A CBC investigation has found the cost of basic dental work in Alberta varies greatly, partly because the dental association doesn't set or recommend fees.
Every other provincial dental association publishes suggested fees, which dentists in that province usually follow.
But dentists in Alberta set their own fees. The Alberta Dental Association and College surveys those fees each year, but the results are released only to dentists.
The CBC contacted more than 60 dentists across the country to inquire about the fees for two basic services — a basic cleaning and a basic examination. Half of dentists surveyed were in Alberta and half outside the province. Some dentists were reluctant to give out information.
Prices range in Alberta

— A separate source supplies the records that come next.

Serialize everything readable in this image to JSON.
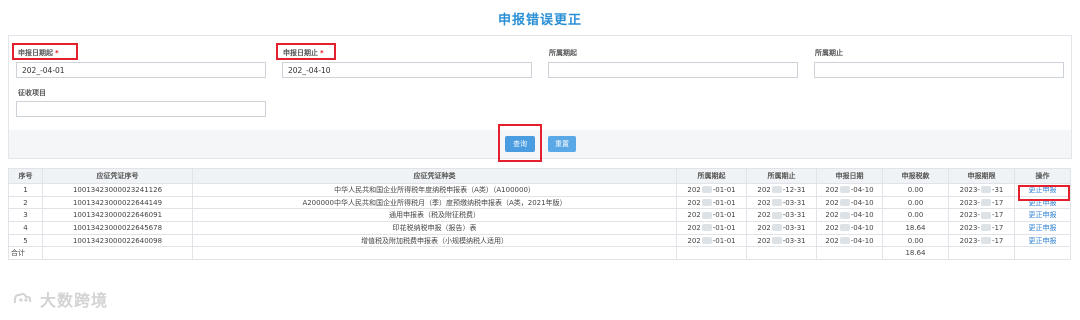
{
  "page_title": "申报错误更正",
  "form": {
    "start_label": "申报日期起",
    "start_value": "202_-04-01",
    "end_label": "申报日期止",
    "end_value": "202_-04-10",
    "period_start_label": "所属期起",
    "period_start_value": "",
    "period_end_label": "所属期止",
    "period_end_value": "",
    "item_label": "征收项目",
    "item_value": "",
    "required_mark": "*"
  },
  "buttons": {
    "query": "查询",
    "reset": "重置"
  },
  "table": {
    "headers": [
      "序号",
      "应征凭证序号",
      "应征凭证种类",
      "所属期起",
      "所属期止",
      "申报日期",
      "申报税款",
      "申报期限",
      "操作"
    ],
    "rows": [
      {
        "no": "1",
        "voucher": "10013423000023241126",
        "type": "中华人民共和国企业所得税年度纳税申报表（A类）（A100000）",
        "pstart": "-01-01",
        "pend": "-12-31",
        "date": "-04-10",
        "tax": "0.00",
        "deadline": "-31",
        "op": "更正申报"
      },
      {
        "no": "2",
        "voucher": "10013423000022644149",
        "type": "A200000中华人民共和国企业所得税月（季）度预缴纳税申报表（A类，2021年版）",
        "pstart": "-01-01",
        "pend": "-03-31",
        "date": "-04-10",
        "tax": "0.00",
        "deadline": "-17",
        "op": "更正申报"
      },
      {
        "no": "3",
        "voucher": "10013423000022646091",
        "type": "通用申报表（税及附征税费）",
        "pstart": "-01-01",
        "pend": "-03-31",
        "date": "-04-10",
        "tax": "0.00",
        "deadline": "-17",
        "op": "更正申报"
      },
      {
        "no": "4",
        "voucher": "10013423000022645678",
        "type": "印花税纳税申报（报告）表",
        "pstart": "-01-01",
        "pend": "-03-31",
        "date": "-04-10",
        "tax": "18.64",
        "deadline": "-17",
        "op": "更正申报"
      },
      {
        "no": "5",
        "voucher": "10013423000022640098",
        "type": "增值税及附加税费申报表（小规模纳税人适用）",
        "pstart": "-01-01",
        "pend": "-03-31",
        "date": "-04-10",
        "tax": "0.00",
        "deadline": "-17",
        "op": "更正申报"
      }
    ],
    "prefixes": {
      "pstart": "202",
      "pend": "202",
      "date": "202",
      "deadline": "2023-"
    },
    "total_label": "合计",
    "total_value": "18.64"
  },
  "watermark": "大数跨境"
}
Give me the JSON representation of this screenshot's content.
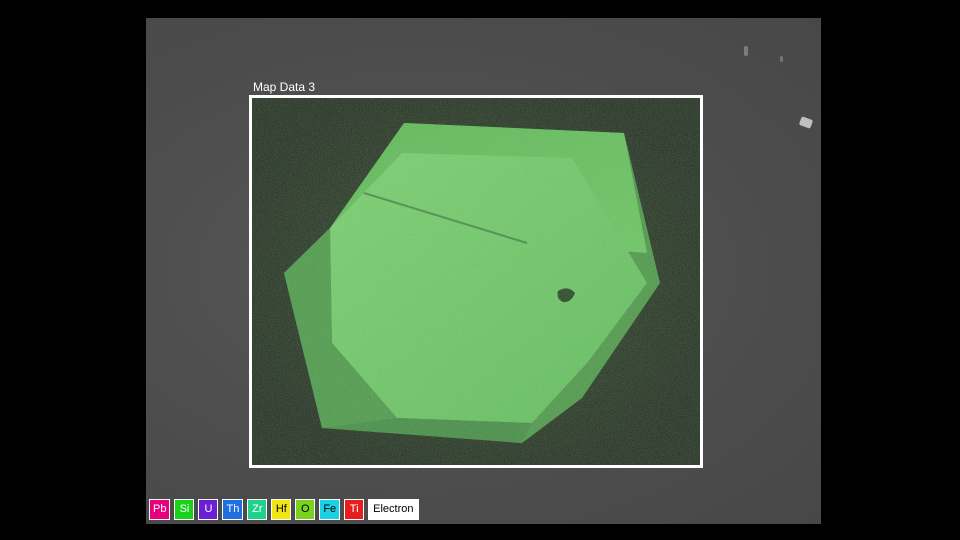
{
  "map": {
    "title": "Map Data 3"
  },
  "legend": {
    "elements": [
      {
        "label": "Pb",
        "color": "#e6007e",
        "text_color": "#ffffff"
      },
      {
        "label": "Si",
        "color": "#19d219",
        "text_color": "#ffffff"
      },
      {
        "label": "U",
        "color": "#6a1fd6",
        "text_color": "#ffffff"
      },
      {
        "label": "Th",
        "color": "#1e6fe0",
        "text_color": "#ffffff"
      },
      {
        "label": "Zr",
        "color": "#1ed28c",
        "text_color": "#ffffff"
      },
      {
        "label": "Hf",
        "color": "#f0e614",
        "text_color": "#000000"
      },
      {
        "label": "O",
        "color": "#7ad21e",
        "text_color": "#000000"
      },
      {
        "label": "Fe",
        "color": "#19d2e6",
        "text_color": "#000000"
      },
      {
        "label": "Ti",
        "color": "#e61e1e",
        "text_color": "#ffffff"
      }
    ],
    "electron_label": "Electron"
  },
  "colors": {
    "frame_border": "#ffffff",
    "crystal_main": "#6fd25a",
    "background": "#474747"
  }
}
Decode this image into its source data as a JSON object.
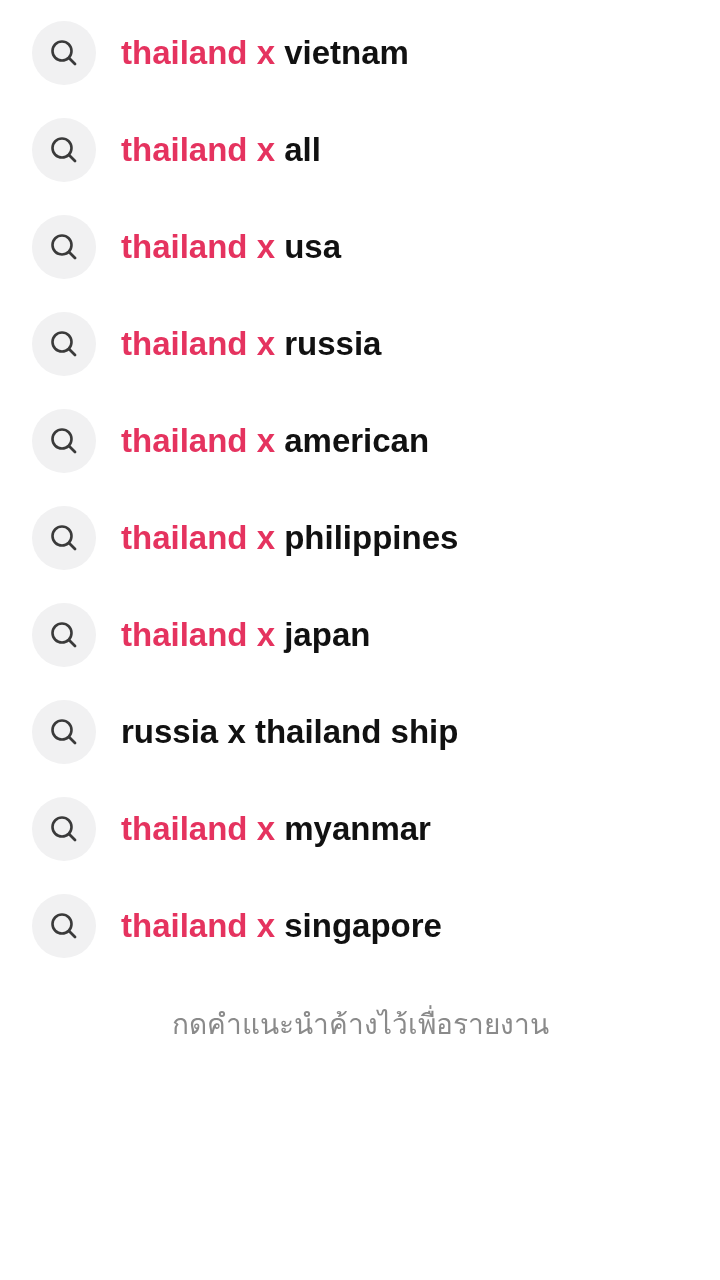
{
  "suggestions": [
    {
      "highlight": "thailand x",
      "rest": "vietnam"
    },
    {
      "highlight": "thailand x",
      "rest": "all"
    },
    {
      "highlight": "thailand x",
      "rest": "usa"
    },
    {
      "highlight": "thailand x",
      "rest": "russia"
    },
    {
      "highlight": "thailand x",
      "rest": "american"
    },
    {
      "highlight": "thailand x",
      "rest": "philippines"
    },
    {
      "highlight": "thailand x",
      "rest": "japan"
    },
    {
      "rest": "russia x thailand ship"
    },
    {
      "highlight": "thailand x",
      "rest": "myanmar"
    },
    {
      "highlight": "thailand x",
      "rest": "singapore"
    }
  ],
  "footer_hint": "กดคำแนะนำค้างไว้เพื่อรายงาน"
}
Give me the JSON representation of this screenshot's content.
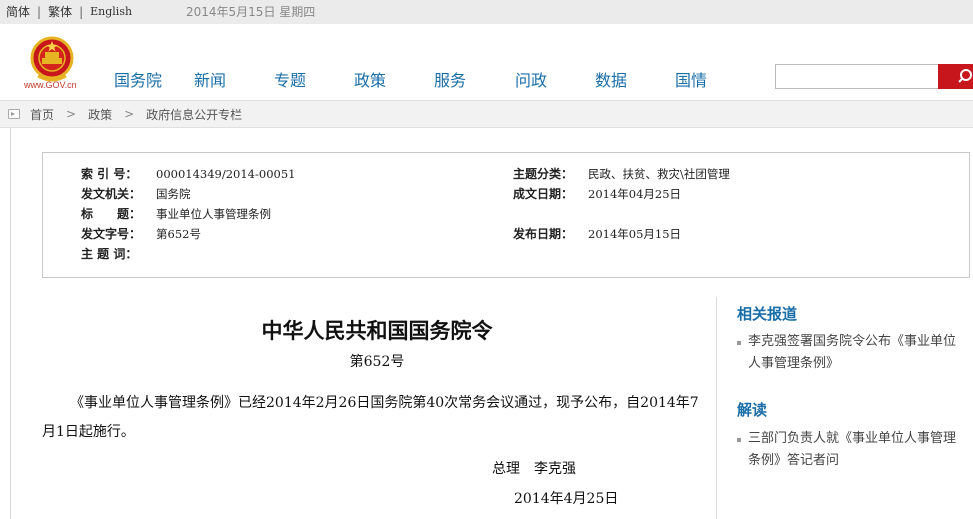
{
  "topbar": {
    "lang_simplified": "简体",
    "lang_traditional": "繁体",
    "lang_english": "English",
    "date": "2014年5月15日  星期四"
  },
  "header": {
    "logo_text": "www.GOV.cn",
    "nav": [
      "国务院",
      "新闻",
      "专题",
      "政策",
      "服务",
      "问政",
      "数据",
      "国情"
    ],
    "search": {
      "value": "",
      "placeholder": ""
    },
    "colors": {
      "nav": "#1a6ea8",
      "search_button": "#c8161d",
      "logo": "#c0392b"
    }
  },
  "breadcrumb": [
    "首页",
    "政策",
    "政府信息公开专栏"
  ],
  "info": {
    "index_no_label": "索 引 号：",
    "index_no": "000014349/2014-00051",
    "category_label": "主题分类：",
    "category": "民政、扶贫、救灾\\社团管理",
    "issuer_label": "发文机关：",
    "issuer": "国务院",
    "written_label": "成文日期：",
    "written": "2014年04月25日",
    "title_label": "标　　题：",
    "title": "事业单位人事管理条例",
    "doc_no_label": "发文字号：",
    "doc_no": "第652号",
    "published_label": "发布日期：",
    "published": "2014年05月15日",
    "keywords_label": "主 题 词：",
    "keywords": ""
  },
  "article": {
    "title": "中华人民共和国国务院令",
    "order_no": "第652号",
    "body": "《事业单位人事管理条例》已经2014年2月26日国务院第40次常务会议通过，现予公布，自2014年7月1日起施行。",
    "signer": "总理　李克强",
    "date": "2014年4月25日"
  },
  "sidebar": {
    "related_heading": "相关报道",
    "related_items": [
      "李克强签署国务院令公布《事业单位人事管理条例》"
    ],
    "interpret_heading": "解读",
    "interpret_items": [
      "三部门负责人就《事业单位人事管理条例》答记者问"
    ]
  }
}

The informal survey revealed that in Alberta, the price for a basic exam ranged from $50 to $109, while the cleaning ranged from about $200 to about $300. Adding the cost of an exam and cleaning together, the cheapest dentist the CBC talked to willing to give prices was in Fort McMurray and the most expensive in Black Diamond, about 50 kilometres southwest of Calgary.
In provinces with a suggested fee schedule, the dentists surveyed tended to stick with the list. Nova Scotia had the cheapest fees for basic services.
Judy Crowell of Calgary has three children who each have a different dentist. She no longer has dental coverage and watches the bills carefully. She recently got an estimate from her husband's dentist for $12,000 in dental work, which was a shock.
But even regular checkups come with a hefty bill.
"I know when my kids have gone to get their cleaning it can range from … maybe $200 to $400."
Dentist's office a business
Calgary dentist Bob Huff, who is also a director with the Alberta Dental Association and College, said a dentist is like any other business.
"You determine what the cost of running your business [is], then you set your fees to make what you think is a reasonable profit above that," he said.
The association used to issue a fee guide but decided to stop about 10 years ago because it was in the public's interest to have dentists set their own fees, said Huff.
"By having every dentist set their own fees then there's more competition," he said. "There would be people with lower fees and people with higher fees and it would give the public more choice of where they would like to go for their dental treatment."
Huff said patients who are concerned about dental fees should discuss the matter with their dentists and get another estimate if those concerns aren't settled.